- **EXERCISE REQUIREMENTS**
Going through the entries below, copy out each line that contains "icon".

|---|

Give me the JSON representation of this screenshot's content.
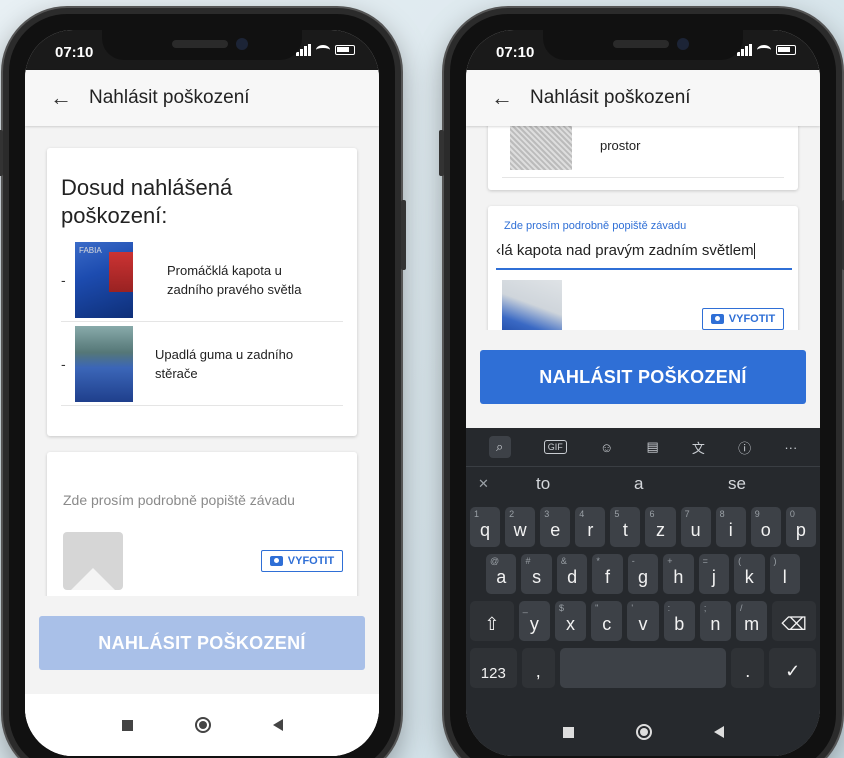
{
  "left_phone": {
    "status": {
      "time": "07:10"
    },
    "appbar": {
      "back": "←",
      "title": "Nahlásit poškození"
    },
    "reported": {
      "heading": "Dosud nahlášená poškození:",
      "items": [
        {
          "dash": "-",
          "label": "Promáčklá kapota u zadního pravého světla"
        },
        {
          "dash": "-",
          "label": "Upadlá guma u zadního stěrače"
        }
      ]
    },
    "new_report": {
      "placeholder": "Zde prosím podrobně popiště závadu",
      "camera_button": "VYFOTIT"
    },
    "submit": {
      "label": "NAHLÁSIT POŠKOZENÍ",
      "color": "#a9c0e8"
    }
  },
  "right_phone": {
    "status": {
      "time": "07:10"
    },
    "appbar": {
      "back": "←",
      "title": "Nahlásit poškození"
    },
    "prev_item_tail": "prostor",
    "new_report": {
      "field_label": "Zde prosím podrobně popiště závadu",
      "field_value": "‹lá kapota nad pravým zadním světlem",
      "camera_button": "VYFOTIT"
    },
    "submit": {
      "label": "NAHLÁSIT POŠKOZENÍ",
      "color": "#2f6fd6"
    },
    "keyboard": {
      "toolbar": [
        "search-icon",
        "GIF",
        "sticker-icon",
        "clipboard-icon",
        "translate-icon",
        "ⓘ",
        "···"
      ],
      "suggestions": [
        "to",
        "a",
        "se"
      ],
      "row1": [
        [
          "q",
          "1"
        ],
        [
          "w",
          "2"
        ],
        [
          "e",
          "3"
        ],
        [
          "r",
          "4"
        ],
        [
          "t",
          "5"
        ],
        [
          "z",
          "6"
        ],
        [
          "u",
          "7"
        ],
        [
          "i",
          "8"
        ],
        [
          "o",
          "9"
        ],
        [
          "p",
          "0"
        ]
      ],
      "row2": [
        [
          "a",
          "@"
        ],
        [
          "s",
          "#"
        ],
        [
          "d",
          "&"
        ],
        [
          "f",
          "*"
        ],
        [
          "g",
          "-"
        ],
        [
          "h",
          "+"
        ],
        [
          "j",
          "="
        ],
        [
          "k",
          "("
        ],
        [
          "l",
          ")"
        ]
      ],
      "row3": [
        [
          "y",
          "_"
        ],
        [
          "x",
          "$"
        ],
        [
          "c",
          "\""
        ],
        [
          "v",
          "'"
        ],
        [
          "b",
          ":"
        ],
        [
          "n",
          ";"
        ],
        [
          "m",
          "/"
        ]
      ],
      "bottom": {
        "numbers": "123",
        "comma": ",",
        "period": ".",
        "enter": "✓"
      }
    }
  }
}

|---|

- **RESULT FOR THIS TASK**
        "search-icon",
        "sticker-icon",
        "clipboard-icon",
        "translate-icon",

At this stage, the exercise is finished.